If you ever thought the topic of beauty products was frivolous, think again. When women are willing to risk their freedom to smuggle or wear beauty products in totalitarian regimes, then you know it’s no small thing.
In the recent story by Lexy Lebsack, Lipstick, Hair Dye, & Power — How Beauty Is Fuelling A Revolution In North Korea, women, such as Danbi Kim, share their stories of risking imprisonment in prisoner camps in N. Korea in order to offer people smuggled beauty products. But this pursuit isn’t just a way to make money, it’s a form of political and cultural resistance. “Products and styles from South Korea, whether it was unlawful lipstick or banned apparel, began to signify a shared disobedience against the North Korean regime and an unspoken nod that the wearer had seen a glimpse of the outside world and was willing to get in trouble to show it.” How so? North Korea’s regime dictates much of everyday life, including how women should appear in public. There is even “beauty police” to ensure enforcement of these rules. Punishment for defying the rules includes public humiliation, “confessions” to local authorities and people cutting off hair and clothes as the “offender” passes by.
Beauty and fashion aren’t just a means to defy certain laws, though. They represent forms of self-expression — exactly what a totalitarian regime abhors. And exposure to beauty products opens a desire for expertise with them which then leads to a whole new industry for women:“…saving up hair straighteners, makeup, or nail supplies has opened a door for microeconomics among women who otherwise would have no income stream.” Finally, the exposure to these new products, looks and images of glamour, opens people’s eyes to a world beyond the borders of North Korea. This exposure — this taste for something beyond — compels people to push for change. And the governments know this. In fact, Dr. Sung-wook Nam, chair of the department of North Korean studies at Korea University in Seoul points out that “beauty products are just the latest focus in a chess match between the two Koreas. He’s quoted as saying, “’South Korean K-beauty is a threat to the Kim Jong-un regime and the control of the system’”.
This story reminds me of a study I conducted while at college with Russian immigrants living Israel back in the mid-90’s. I was studying social anthropology and wanted a way to get to Israel to see my long-distance, Israeli boyfriend. Merging my studies, with my love for beauty and need to go to Israel, I pushed to secure a grant to study Russian women’s view on beauty. I wasn’t really sure what I would get other than a free ride. But I didn’t come up short. What I remember most vividly (after all it was a long time ago) is that while in the Soviet Union, Russian women were so desperate for beauty products that they would save up their lunch money for days on end to buy a simple lipstick. Beauty was deemed a frivolous pursuit by the Soviet regime and cosmetics were hard to come by. But that wouldn’t stop Russian women from finding ways to outsmart the system and look beautiful.
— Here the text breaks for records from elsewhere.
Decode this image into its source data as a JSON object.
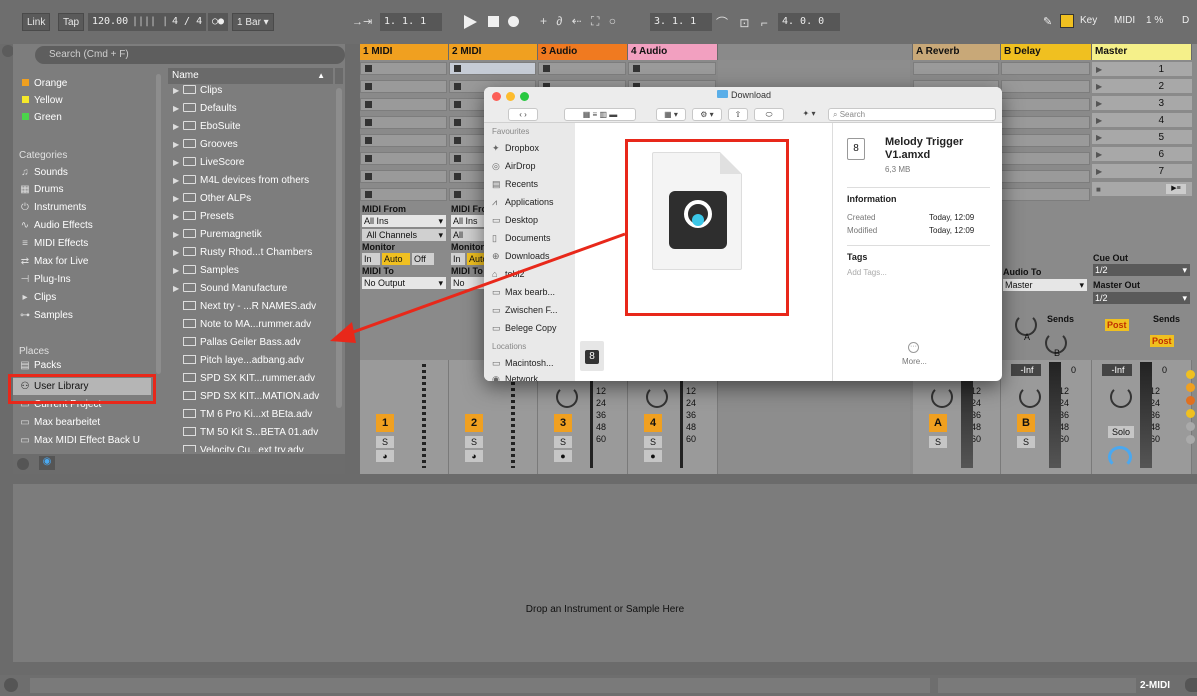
{
  "transport": {
    "link": "Link",
    "tap": "Tap",
    "tempo": "120.00",
    "tempo_bars": "||||  ||||",
    "signature": "4 / 4",
    "metro": "○●",
    "quantize": "1 Bar",
    "position": "1.  1.  1",
    "loop_start": "3.  1.  1",
    "loop_length": "4.  0.  0",
    "key": "Key",
    "midi": "MIDI",
    "cpu": "1 %",
    "d": "D"
  },
  "browser": {
    "search_placeholder": "Search (Cmd + F)",
    "colors": [
      {
        "label": "Orange",
        "color": "#f0a020"
      },
      {
        "label": "Yellow",
        "color": "#f5e82a"
      },
      {
        "label": "Green",
        "color": "#4bd44b"
      }
    ],
    "categories_title": "Categories",
    "categories": [
      {
        "label": "Sounds",
        "icon": "♫"
      },
      {
        "label": "Drums",
        "icon": "▦"
      },
      {
        "label": "Instruments",
        "icon": "⏻"
      },
      {
        "label": "Audio Effects",
        "icon": "∿"
      },
      {
        "label": "MIDI Effects",
        "icon": "≡"
      },
      {
        "label": "Max for Live",
        "icon": "⇄"
      },
      {
        "label": "Plug-Ins",
        "icon": "⊣"
      },
      {
        "label": "Clips",
        "icon": "▸"
      },
      {
        "label": "Samples",
        "icon": "⊶"
      }
    ],
    "places_title": "Places",
    "places": [
      {
        "label": "Packs",
        "icon": "▤"
      },
      {
        "label": "User Library",
        "icon": "⚇"
      },
      {
        "label": "Current Project",
        "icon": "▭"
      },
      {
        "label": "Max bearbeitet",
        "icon": "▭"
      },
      {
        "label": "Max MIDI Effect Back U",
        "icon": "▭"
      }
    ],
    "name_header": "Name",
    "folders": [
      "Clips",
      "Defaults",
      "EboSuite",
      "Grooves",
      "LiveScore",
      "M4L devices from others",
      "Other ALPs",
      "Presets",
      "Puremagnetik",
      "Rusty Rhod...t Chambers",
      "Samples",
      "Sound Manufacture"
    ],
    "files": [
      "Next try - ...R NAMES.adv",
      "Note to MA...rummer.adv",
      "Pallas  Geiler Bass.adv",
      "Pitch laye...adbang.adv",
      "SPD SX KIT...rummer.adv",
      "SPD SX KIT...MATION.adv",
      "TM 6 Pro Ki...xt BEta.adv",
      "TM 50 Kit S...BETA 01.adv",
      "Velocity Cu...ext try.adv"
    ]
  },
  "tracks": [
    {
      "name": "1 MIDI",
      "color": "#f0a020",
      "num": "1"
    },
    {
      "name": "2 MIDI",
      "color": "#f0a020",
      "num": "2"
    },
    {
      "name": "3 Audio",
      "color": "#f07a20",
      "num": "3"
    },
    {
      "name": "4 Audio",
      "color": "#f2a0c0",
      "num": "4"
    },
    {
      "name": "A Reverb",
      "color": "#c8a878",
      "num": "A"
    },
    {
      "name": "B Delay",
      "color": "#f0c020",
      "num": "B"
    },
    {
      "name": "Master",
      "color": "#f5f08a",
      "num": ""
    }
  ],
  "io": {
    "midi_from": "MIDI From",
    "all_ins": "All Ins",
    "all_channels": "All Channels",
    "monitor": "Monitor",
    "mon_in": "In",
    "mon_auto": "Auto",
    "mon_off": "Off",
    "midi_to": "MIDI To",
    "no_output": "No Output",
    "audio_to": "Audio To",
    "master": "Master",
    "cue_out": "Cue Out",
    "cue_val": "1/2",
    "master_out": "Master Out",
    "master_val": "1/2",
    "sends": "Sends",
    "post": "Post",
    "knob_a": "A",
    "knob_b": "B",
    "inf": "-Inf",
    "zero": "0",
    "solo": "Solo",
    "s": "S",
    "scale": [
      "12",
      "24",
      "36",
      "48",
      "60"
    ]
  },
  "master_scenes": [
    "1",
    "2",
    "3",
    "4",
    "5",
    "6",
    "7"
  ],
  "drop_text": "Drop an Instrument or Sample Here",
  "status_track": "2-MIDI",
  "finder": {
    "title": "Download",
    "search": "Search",
    "favourites": "Favourites",
    "fav_items": [
      {
        "label": "Dropbox",
        "icon": "✦"
      },
      {
        "label": "AirDrop",
        "icon": "◎"
      },
      {
        "label": "Recents",
        "icon": "▤"
      },
      {
        "label": "Applications",
        "icon": "⩘"
      },
      {
        "label": "Desktop",
        "icon": "▭"
      },
      {
        "label": "Documents",
        "icon": "▯"
      },
      {
        "label": "Downloads",
        "icon": "⊕"
      },
      {
        "label": "tobi2",
        "icon": "⌂"
      },
      {
        "label": "Max bearb...",
        "icon": "▭"
      },
      {
        "label": "Zwischen F...",
        "icon": "▭"
      },
      {
        "label": "Belege Copy",
        "icon": "▭"
      }
    ],
    "locations": "Locations",
    "loc_items": [
      {
        "label": "Macintosh...",
        "icon": "▭"
      },
      {
        "label": "Network",
        "icon": "◉"
      }
    ],
    "file_name": "Melody Trigger V1.amxd",
    "file_size": "6,3 MB",
    "information": "Information",
    "created_label": "Created",
    "created_val": "Today, 12:09",
    "modified_label": "Modified",
    "modified_val": "Today, 12:09",
    "tags": "Tags",
    "add_tags": "Add Tags...",
    "more": "More..."
  }
}
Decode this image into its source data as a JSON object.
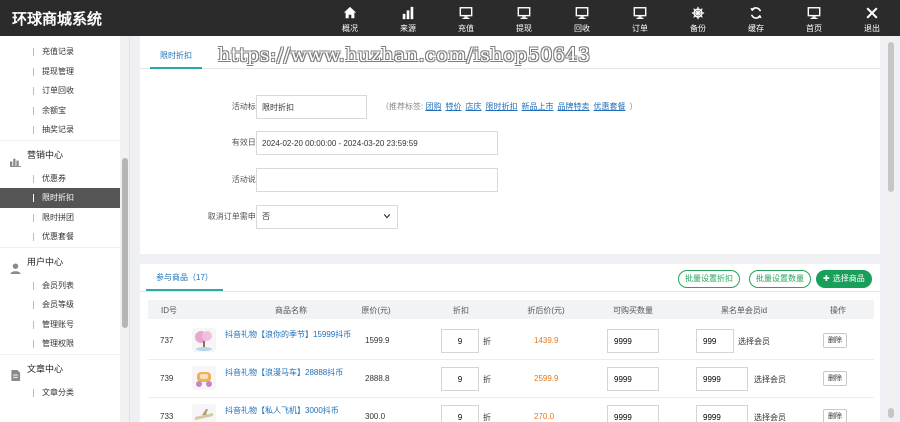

This is not the first time I’ve written about the liberating power of beauty and fashion. In Clothing is Power I share the story of Jasvinder Sanghera who expressed her freedom from her abusive husband via her highly feminine mode of dress, and in Fashionable Protests: The Unexpected Source of Saudi Women’s Independence I raise the possibility of Saudi lingerie shops as the spark to greater women’s empowerment. Why is fashion, and, particularly, beauty products and ritual especially triggering of rebellion? First, for women beauty has often been “our world,” i.e. something that we can claim greater use and understanding of — whether because of male objectification or not. Second, I believe beauty holds so much power because it is so central to our bodies. Beauty products literally become part of who we are each and everyday. Creams, colors, scents blend with our skin and our hair, integrating with our physical selves. They reflect what we feel, they show our sense of imagination (who do want to look like today?) and what were willing to fight for. They excite us and give us confidence. No wonder people have created, traded or smuggled beauty products for centuries.
Beauty may be superficial to some, but for so many of us, it’s a key part of who we are. Of course there are still some social norms about how much to wear or in what ways to wear it. But, for the most part, we have the freedom to enjoy it. Let’s appreciate that most of us can put on blush or spritz some perfume any time we want. Let’s celebrate that we can look beautiful — or not –and no one can stop us. As this is Memorial Day weekend in the U.S., how fitting it is to celebrate the freedoms — both large and seemingly small — brought to us by fallen soldiers, including the freedom to look buy, apply and wear in public any kind of cosmetics EVERY SINGLE DAY.